Instructions for the task.
Please state how many lines in the records below contain the word "Physical", giving only the number.

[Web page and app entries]
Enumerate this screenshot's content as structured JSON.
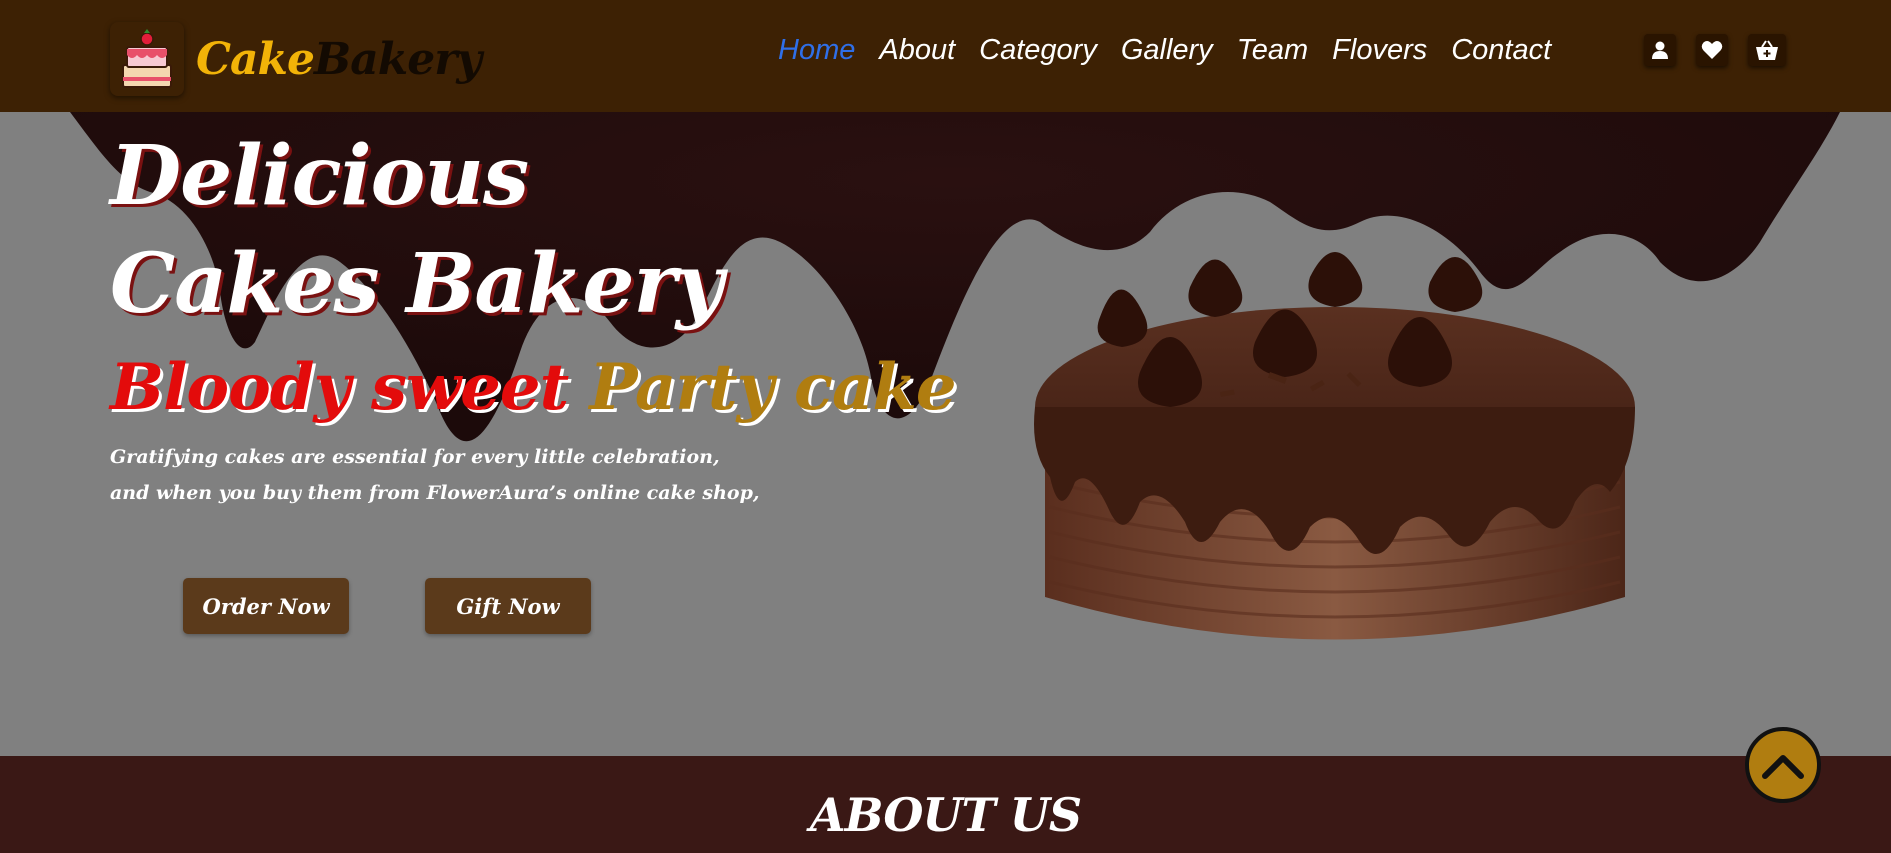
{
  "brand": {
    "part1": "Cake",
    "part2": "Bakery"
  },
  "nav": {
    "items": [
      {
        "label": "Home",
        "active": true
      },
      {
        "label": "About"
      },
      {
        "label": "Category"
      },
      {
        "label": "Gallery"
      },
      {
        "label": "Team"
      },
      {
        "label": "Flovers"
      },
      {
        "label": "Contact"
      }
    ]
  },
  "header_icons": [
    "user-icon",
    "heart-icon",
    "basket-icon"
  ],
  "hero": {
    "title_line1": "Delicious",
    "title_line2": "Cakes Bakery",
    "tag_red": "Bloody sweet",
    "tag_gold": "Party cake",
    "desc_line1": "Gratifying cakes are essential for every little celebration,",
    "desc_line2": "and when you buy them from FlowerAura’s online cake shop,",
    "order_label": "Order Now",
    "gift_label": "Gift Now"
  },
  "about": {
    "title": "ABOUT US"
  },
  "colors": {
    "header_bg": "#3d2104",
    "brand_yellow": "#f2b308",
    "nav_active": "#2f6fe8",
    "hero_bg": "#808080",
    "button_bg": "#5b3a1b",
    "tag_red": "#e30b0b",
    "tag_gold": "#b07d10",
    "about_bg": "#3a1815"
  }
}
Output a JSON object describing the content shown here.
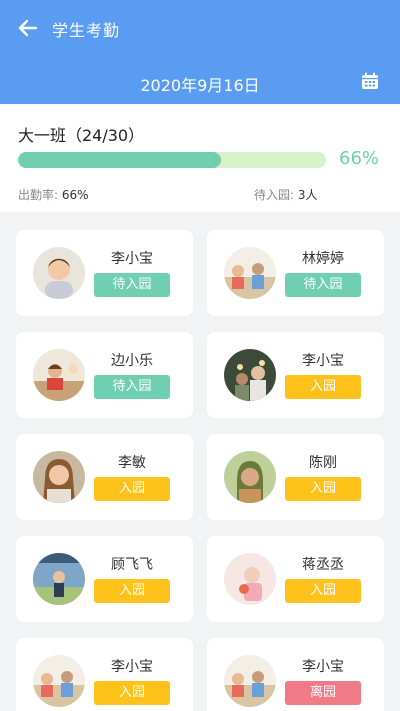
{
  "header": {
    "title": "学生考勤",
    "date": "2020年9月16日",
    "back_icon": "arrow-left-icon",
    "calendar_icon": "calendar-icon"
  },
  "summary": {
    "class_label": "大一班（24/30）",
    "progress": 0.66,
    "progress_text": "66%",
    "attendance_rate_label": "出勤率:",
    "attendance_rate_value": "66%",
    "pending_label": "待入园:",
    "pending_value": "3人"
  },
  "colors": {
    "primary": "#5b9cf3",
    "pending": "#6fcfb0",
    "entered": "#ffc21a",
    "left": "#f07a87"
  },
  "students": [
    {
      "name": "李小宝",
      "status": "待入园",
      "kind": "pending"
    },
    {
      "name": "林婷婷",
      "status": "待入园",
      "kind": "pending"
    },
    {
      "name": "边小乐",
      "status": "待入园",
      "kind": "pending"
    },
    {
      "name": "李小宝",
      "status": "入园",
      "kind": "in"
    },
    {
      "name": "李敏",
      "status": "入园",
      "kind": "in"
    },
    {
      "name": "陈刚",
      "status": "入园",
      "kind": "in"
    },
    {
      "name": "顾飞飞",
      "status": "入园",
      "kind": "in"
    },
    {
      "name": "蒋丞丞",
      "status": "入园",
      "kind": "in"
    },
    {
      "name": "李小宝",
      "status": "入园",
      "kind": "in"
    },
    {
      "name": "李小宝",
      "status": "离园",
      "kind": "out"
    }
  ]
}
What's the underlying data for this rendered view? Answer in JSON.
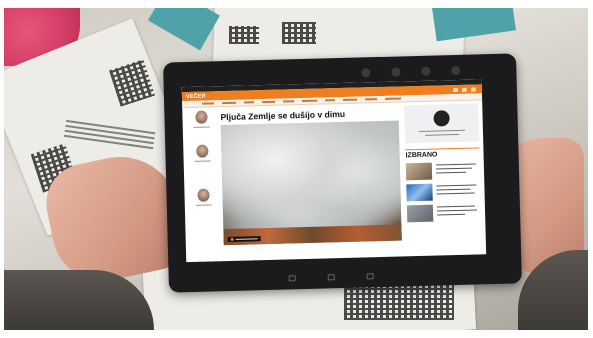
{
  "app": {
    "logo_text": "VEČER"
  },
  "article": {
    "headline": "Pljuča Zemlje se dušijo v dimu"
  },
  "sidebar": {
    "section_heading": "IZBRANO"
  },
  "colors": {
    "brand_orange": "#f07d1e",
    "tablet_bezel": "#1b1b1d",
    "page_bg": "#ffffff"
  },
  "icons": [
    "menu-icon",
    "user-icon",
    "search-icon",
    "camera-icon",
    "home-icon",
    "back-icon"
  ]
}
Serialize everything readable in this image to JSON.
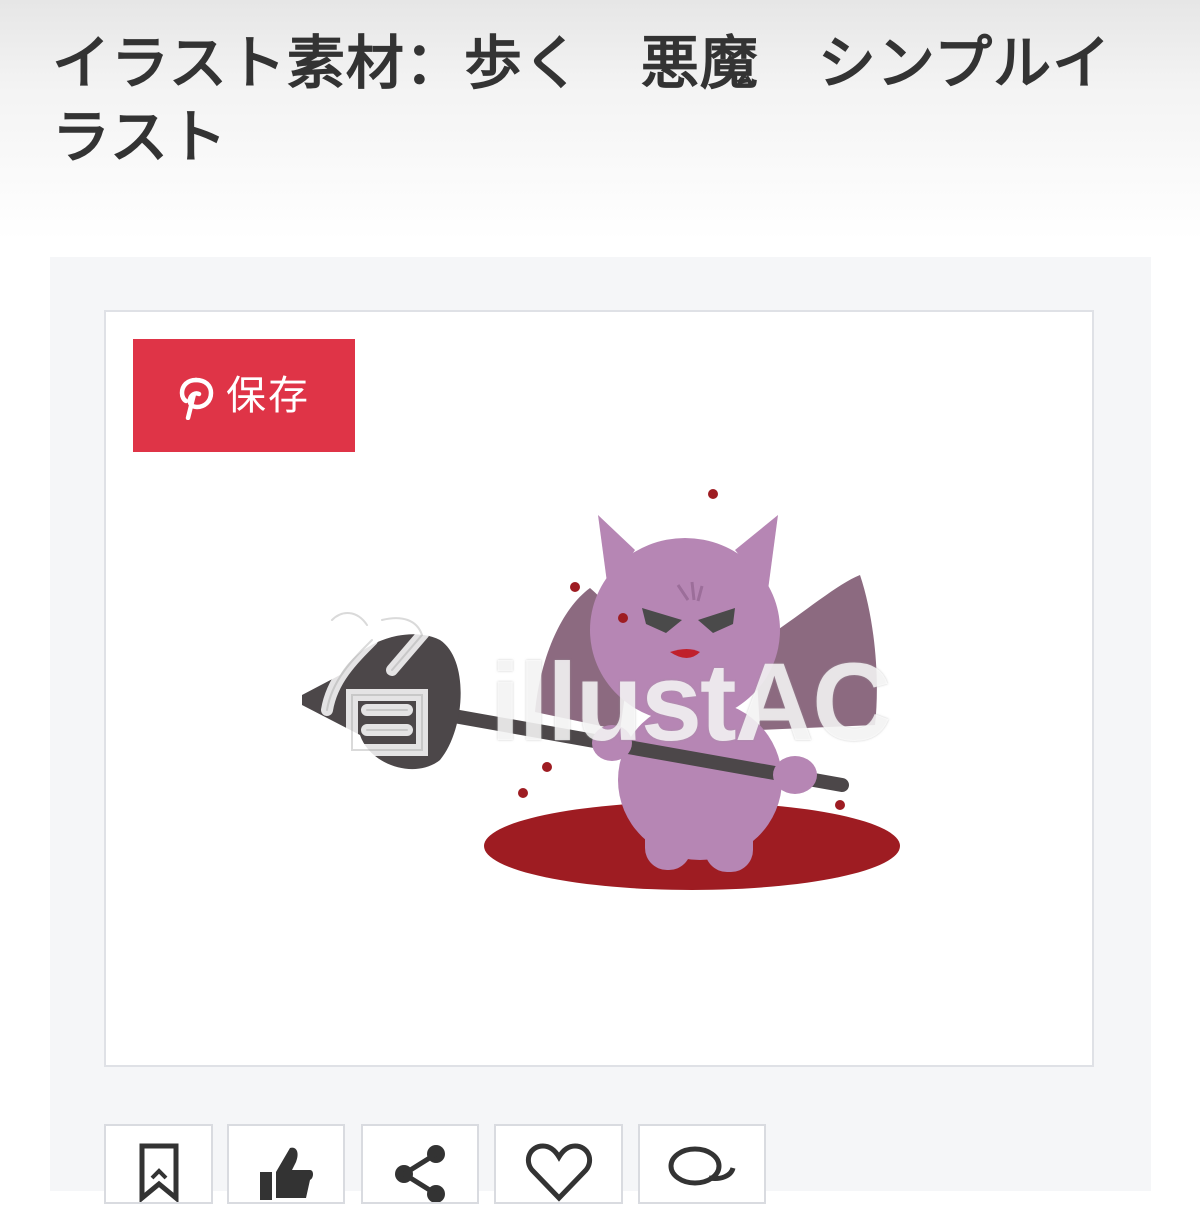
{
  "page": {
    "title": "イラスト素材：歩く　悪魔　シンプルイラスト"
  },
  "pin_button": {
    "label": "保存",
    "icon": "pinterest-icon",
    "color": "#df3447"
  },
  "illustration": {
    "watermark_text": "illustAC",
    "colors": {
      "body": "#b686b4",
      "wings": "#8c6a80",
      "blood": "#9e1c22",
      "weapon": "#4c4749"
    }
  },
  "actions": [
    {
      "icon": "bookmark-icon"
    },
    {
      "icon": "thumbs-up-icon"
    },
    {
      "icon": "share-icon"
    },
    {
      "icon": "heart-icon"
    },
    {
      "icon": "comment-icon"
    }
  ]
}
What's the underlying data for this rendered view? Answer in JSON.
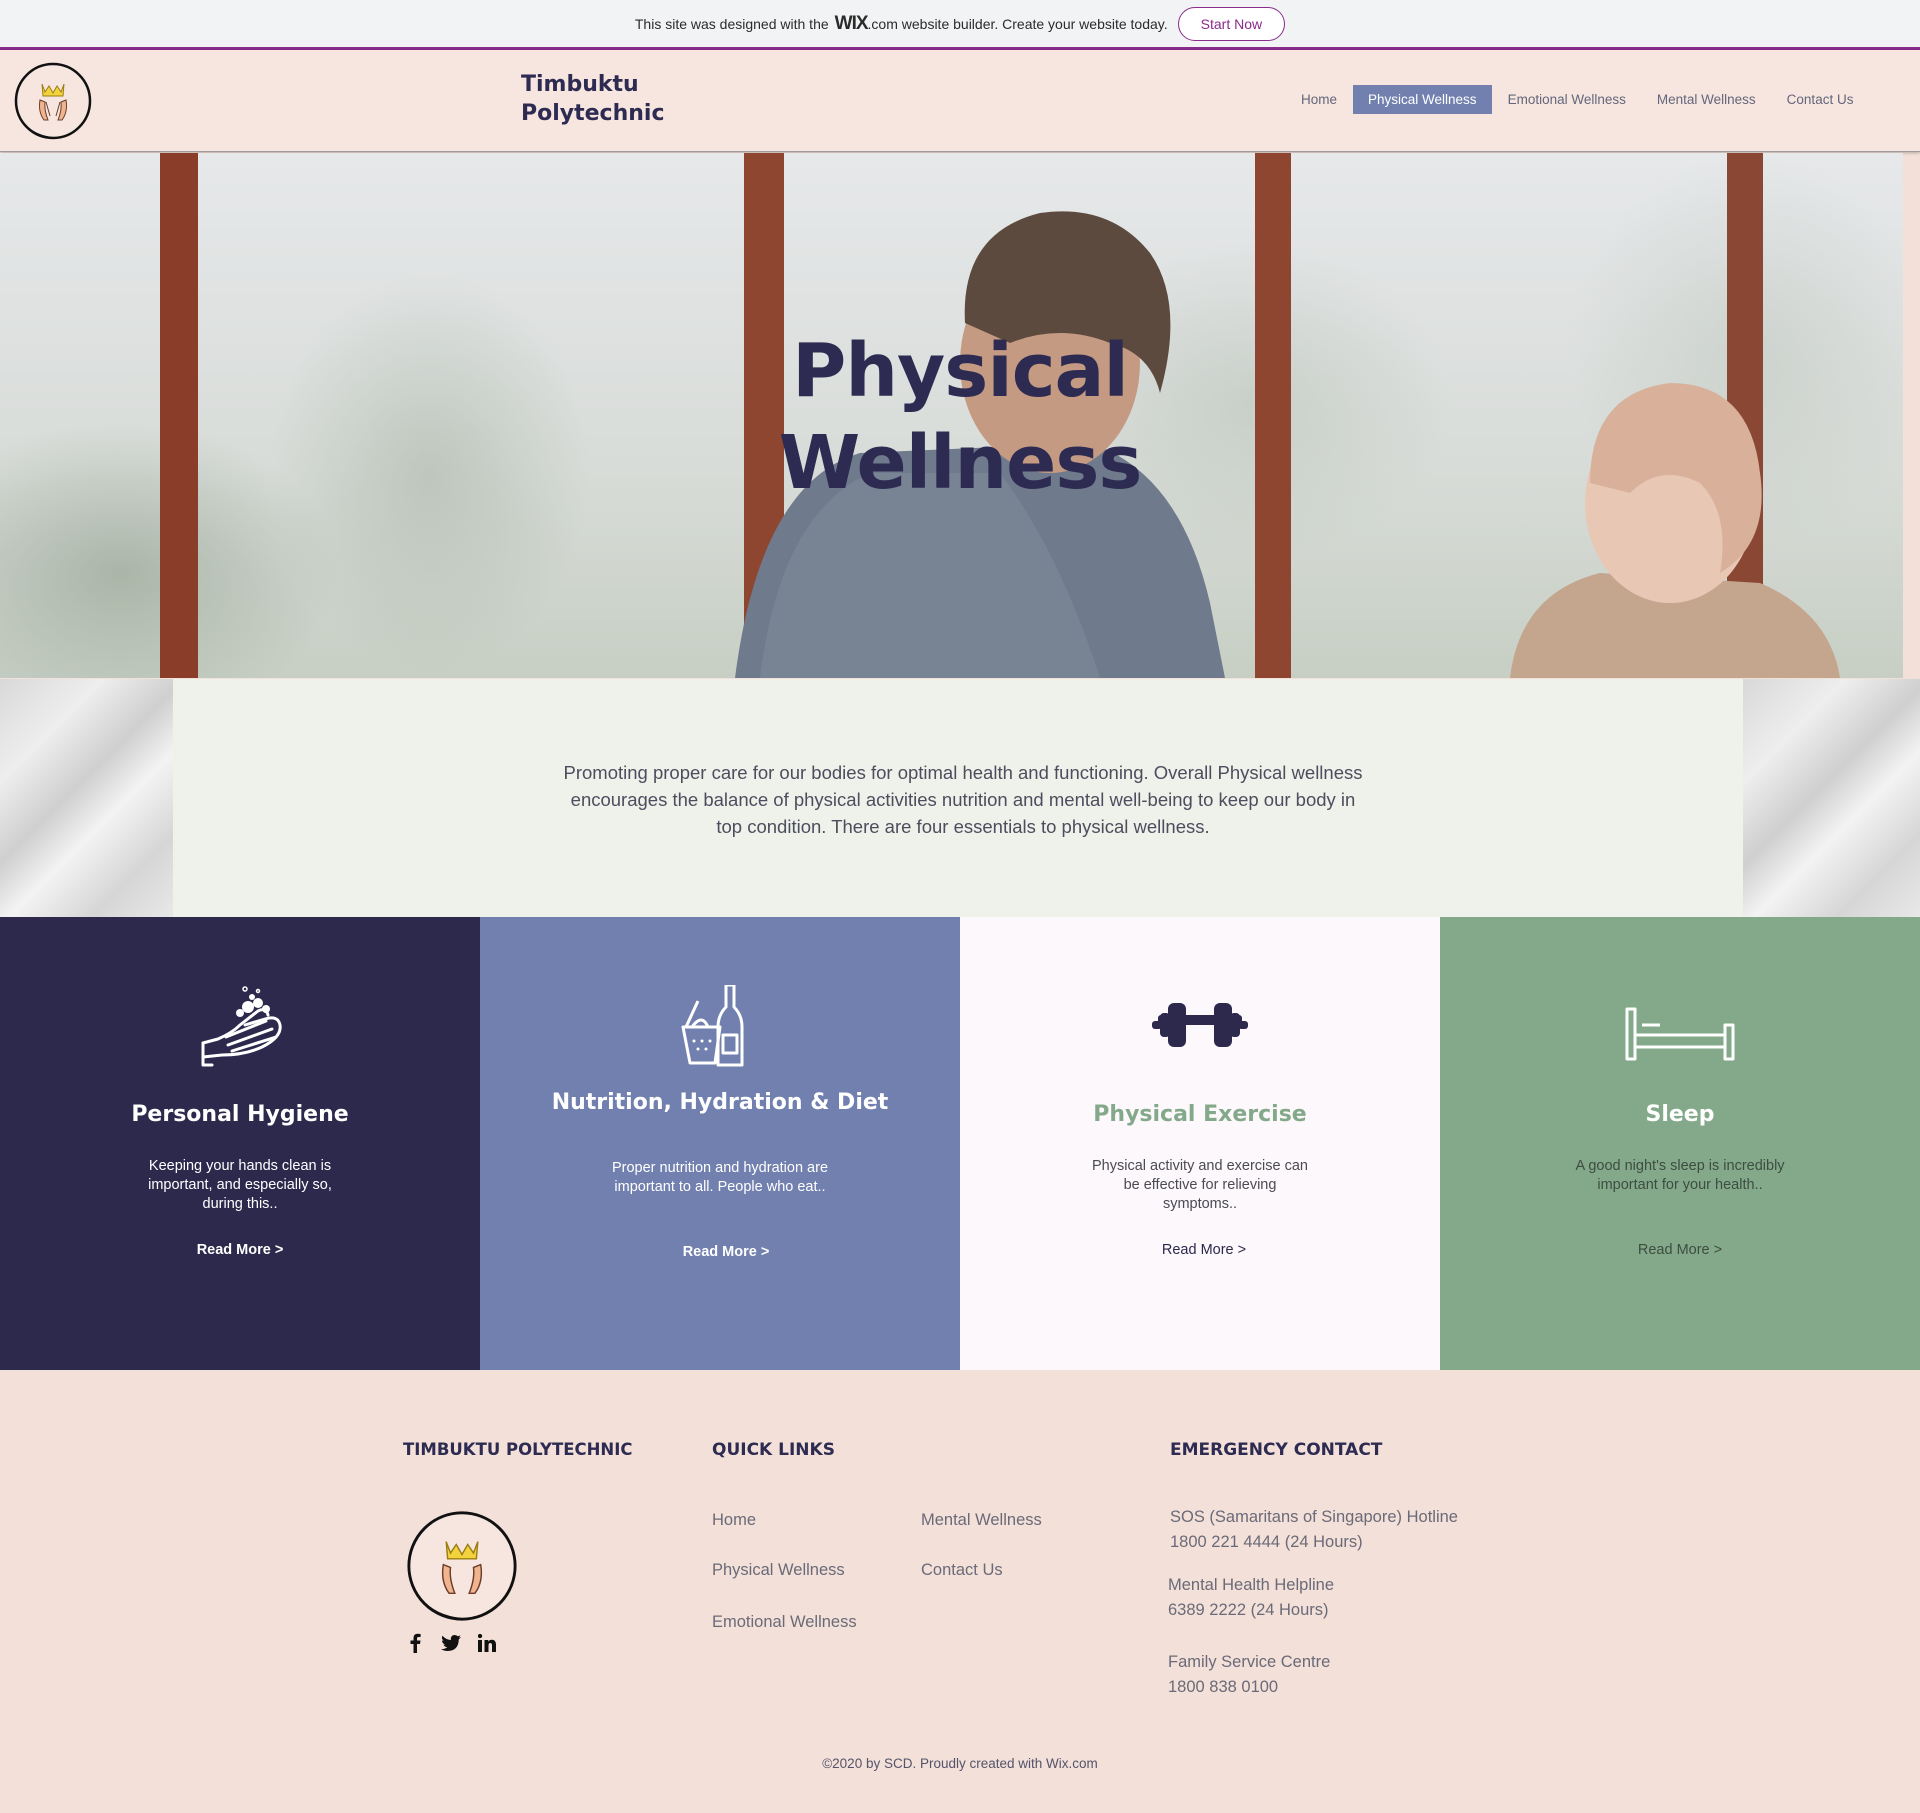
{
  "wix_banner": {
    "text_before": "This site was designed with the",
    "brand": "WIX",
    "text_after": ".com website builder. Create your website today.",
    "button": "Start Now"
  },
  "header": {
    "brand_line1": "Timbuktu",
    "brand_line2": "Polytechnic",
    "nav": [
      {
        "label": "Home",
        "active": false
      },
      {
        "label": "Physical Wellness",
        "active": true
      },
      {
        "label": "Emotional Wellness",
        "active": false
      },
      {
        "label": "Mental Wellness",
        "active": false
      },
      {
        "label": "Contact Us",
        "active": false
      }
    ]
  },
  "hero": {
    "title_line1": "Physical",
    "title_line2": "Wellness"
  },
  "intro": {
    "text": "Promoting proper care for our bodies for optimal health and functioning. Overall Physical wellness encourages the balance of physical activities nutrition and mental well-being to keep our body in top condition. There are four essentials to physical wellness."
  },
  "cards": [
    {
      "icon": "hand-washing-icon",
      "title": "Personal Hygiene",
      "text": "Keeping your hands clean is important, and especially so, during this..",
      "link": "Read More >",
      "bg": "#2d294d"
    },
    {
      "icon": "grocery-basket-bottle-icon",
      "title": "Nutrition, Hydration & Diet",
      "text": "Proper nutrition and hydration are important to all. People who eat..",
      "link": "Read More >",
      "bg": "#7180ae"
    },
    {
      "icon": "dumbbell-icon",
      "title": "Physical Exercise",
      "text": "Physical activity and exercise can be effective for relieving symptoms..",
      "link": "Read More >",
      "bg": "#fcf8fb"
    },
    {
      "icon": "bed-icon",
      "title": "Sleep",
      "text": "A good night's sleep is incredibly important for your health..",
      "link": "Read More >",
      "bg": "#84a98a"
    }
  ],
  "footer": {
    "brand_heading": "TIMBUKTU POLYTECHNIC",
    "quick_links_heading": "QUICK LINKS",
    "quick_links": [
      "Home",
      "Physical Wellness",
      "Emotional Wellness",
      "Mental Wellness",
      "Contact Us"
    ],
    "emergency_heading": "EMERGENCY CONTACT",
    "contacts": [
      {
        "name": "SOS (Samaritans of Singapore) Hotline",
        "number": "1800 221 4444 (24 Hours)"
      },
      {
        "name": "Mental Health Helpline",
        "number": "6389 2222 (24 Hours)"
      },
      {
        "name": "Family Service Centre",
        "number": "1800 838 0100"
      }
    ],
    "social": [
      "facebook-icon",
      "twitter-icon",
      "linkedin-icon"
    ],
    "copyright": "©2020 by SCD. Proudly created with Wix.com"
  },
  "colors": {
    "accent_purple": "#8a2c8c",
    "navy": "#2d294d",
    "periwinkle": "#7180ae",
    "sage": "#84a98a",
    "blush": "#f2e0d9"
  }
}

Solution to this exercise.
6